What the task asks
The response must contain every record, repeated exactly.

━━━━━━

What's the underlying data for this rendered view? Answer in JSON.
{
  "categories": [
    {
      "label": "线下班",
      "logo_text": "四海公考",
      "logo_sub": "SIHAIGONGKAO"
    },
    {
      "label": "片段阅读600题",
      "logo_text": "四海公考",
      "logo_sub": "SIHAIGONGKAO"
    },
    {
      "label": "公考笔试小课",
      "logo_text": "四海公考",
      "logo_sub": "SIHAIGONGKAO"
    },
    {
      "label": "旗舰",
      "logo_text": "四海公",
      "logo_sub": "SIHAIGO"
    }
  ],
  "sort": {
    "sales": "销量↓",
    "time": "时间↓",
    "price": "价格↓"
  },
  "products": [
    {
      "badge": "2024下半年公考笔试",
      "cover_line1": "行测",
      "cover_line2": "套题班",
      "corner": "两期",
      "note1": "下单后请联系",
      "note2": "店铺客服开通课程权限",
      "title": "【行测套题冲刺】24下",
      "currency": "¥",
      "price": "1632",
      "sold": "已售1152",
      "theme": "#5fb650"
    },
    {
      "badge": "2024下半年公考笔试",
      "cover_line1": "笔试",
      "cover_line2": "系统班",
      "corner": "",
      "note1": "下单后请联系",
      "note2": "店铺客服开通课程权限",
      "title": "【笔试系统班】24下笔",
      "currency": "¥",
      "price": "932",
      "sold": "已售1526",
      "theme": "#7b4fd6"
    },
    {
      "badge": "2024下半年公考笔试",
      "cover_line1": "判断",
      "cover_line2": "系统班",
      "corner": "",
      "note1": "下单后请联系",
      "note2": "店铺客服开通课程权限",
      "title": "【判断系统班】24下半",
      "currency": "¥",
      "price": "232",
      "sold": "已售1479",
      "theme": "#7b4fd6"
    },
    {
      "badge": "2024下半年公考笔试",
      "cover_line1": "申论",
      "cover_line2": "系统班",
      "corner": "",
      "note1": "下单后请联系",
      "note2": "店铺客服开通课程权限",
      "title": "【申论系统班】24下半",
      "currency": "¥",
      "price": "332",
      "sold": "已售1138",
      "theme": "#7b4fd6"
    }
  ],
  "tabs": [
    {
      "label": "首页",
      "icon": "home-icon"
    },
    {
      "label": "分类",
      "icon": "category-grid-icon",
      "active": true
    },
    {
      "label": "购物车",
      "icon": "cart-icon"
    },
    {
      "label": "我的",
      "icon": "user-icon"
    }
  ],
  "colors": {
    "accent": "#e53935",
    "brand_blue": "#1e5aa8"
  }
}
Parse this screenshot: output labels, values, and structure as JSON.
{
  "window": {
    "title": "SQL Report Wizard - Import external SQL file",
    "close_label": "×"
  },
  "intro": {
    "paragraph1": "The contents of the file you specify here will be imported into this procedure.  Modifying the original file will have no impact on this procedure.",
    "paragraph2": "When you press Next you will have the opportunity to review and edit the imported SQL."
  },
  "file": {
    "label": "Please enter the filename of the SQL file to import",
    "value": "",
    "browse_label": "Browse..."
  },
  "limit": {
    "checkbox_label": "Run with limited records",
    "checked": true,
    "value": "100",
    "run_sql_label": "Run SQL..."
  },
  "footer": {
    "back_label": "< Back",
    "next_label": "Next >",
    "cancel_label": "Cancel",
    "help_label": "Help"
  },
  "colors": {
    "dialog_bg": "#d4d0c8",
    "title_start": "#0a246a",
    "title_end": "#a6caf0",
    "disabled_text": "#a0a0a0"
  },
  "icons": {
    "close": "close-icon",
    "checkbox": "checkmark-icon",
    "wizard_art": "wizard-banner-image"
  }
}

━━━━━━

Response area
What's the underlying data for this rendered view? Answer in JSON.
{
  "categories": [
    {
      "label": "线下班",
      "logo_text": "四海公考",
      "logo_sub": "SIHAIGONGKAO"
    },
    {
      "label": "片段阅读600题",
      "logo_text": "四海公考",
      "logo_sub": "SIHAIGONGKAO"
    },
    {
      "label": "公考笔试小课",
      "logo_text": "四海公考",
      "logo_sub": "SIHAIGONGKAO"
    },
    {
      "label": "旗舰",
      "logo_text": "四海公",
      "logo_sub": "SIHAIGO"
    }
  ],
  "sort": {
    "sales": "销量↓",
    "time": "时间↓",
    "price": "价格↓"
  },
  "products": [
    {
      "badge": "2024下半年公考笔试",
      "cover_line1": "行测",
      "cover_line2": "套题班",
      "corner": "两期",
      "note1": "下单后请联系",
      "note2": "店铺客服开通课程权限",
      "title": "【行测套题冲刺】24下",
      "currency": "¥",
      "price": "1632",
      "sold": "已售1152",
      "theme": "#5fb650"
    },
    {
      "badge": "2024下半年公考笔试",
      "cover_line1": "笔试",
      "cover_line2": "系统班",
      "corner": "",
      "note1": "下单后请联系",
      "note2": "店铺客服开通课程权限",
      "title": "【笔试系统班】24下笔",
      "currency": "¥",
      "price": "932",
      "sold": "已售1526",
      "theme": "#7b4fd6"
    },
    {
      "badge": "2024下半年公考笔试",
      "cover_line1": "判断",
      "cover_line2": "系统班",
      "corner": "",
      "note1": "下单后请联系",
      "note2": "店铺客服开通课程权限",
      "title": "【判断系统班】24下半",
      "currency": "¥",
      "price": "232",
      "sold": "已售1479",
      "theme": "#7b4fd6"
    },
    {
      "badge": "2024下半年公考笔试",
      "cover_line1": "申论",
      "cover_line2": "系统班",
      "corner": "",
      "note1": "下单后请联系",
      "note2": "店铺客服开通课程权限",
      "title": "【申论系统班】24下半",
      "currency": "¥",
      "price": "332",
      "sold": "已售1138",
      "theme": "#7b4fd6"
    }
  ],
  "tabs": [
    {
      "label": "首页",
      "icon": "home-icon"
    },
    {
      "label": "分类",
      "icon": "category-grid-icon",
      "active": true
    },
    {
      "label": "购物车",
      "icon": "cart-icon"
    },
    {
      "label": "我的",
      "icon": "user-icon"
    }
  ],
  "colors": {
    "accent": "#e53935",
    "brand_blue": "#1e5aa8"
  }
}
Parse this screenshot: output labels, values, and structure as JSON.
{
  "window": {
    "title": "SQL Report Wizard - Import external SQL file",
    "close_label": "×"
  },
  "intro": {
    "paragraph1": "The contents of the file you specify here will be imported into this procedure.  Modifying the original file will have no impact on this procedure.",
    "paragraph2": "When you press Next you will have the opportunity to review and edit the imported SQL."
  },
  "file": {
    "label": "Please enter the filename of the SQL file to import",
    "value": "",
    "browse_label": "Browse..."
  },
  "limit": {
    "checkbox_label": "Run with limited records",
    "checked": true,
    "value": "100",
    "run_sql_label": "Run SQL..."
  },
  "footer": {
    "back_label": "< Back",
    "next_label": "Next >",
    "cancel_label": "Cancel",
    "help_label": "Help"
  },
  "colors": {
    "dialog_bg": "#d4d0c8",
    "title_start": "#0a246a",
    "title_end": "#a6caf0",
    "disabled_text": "#a0a0a0"
  },
  "icons": {
    "close": "close-icon",
    "checkbox": "checkmark-icon",
    "wizard_art": "wizard-banner-image"
  }
}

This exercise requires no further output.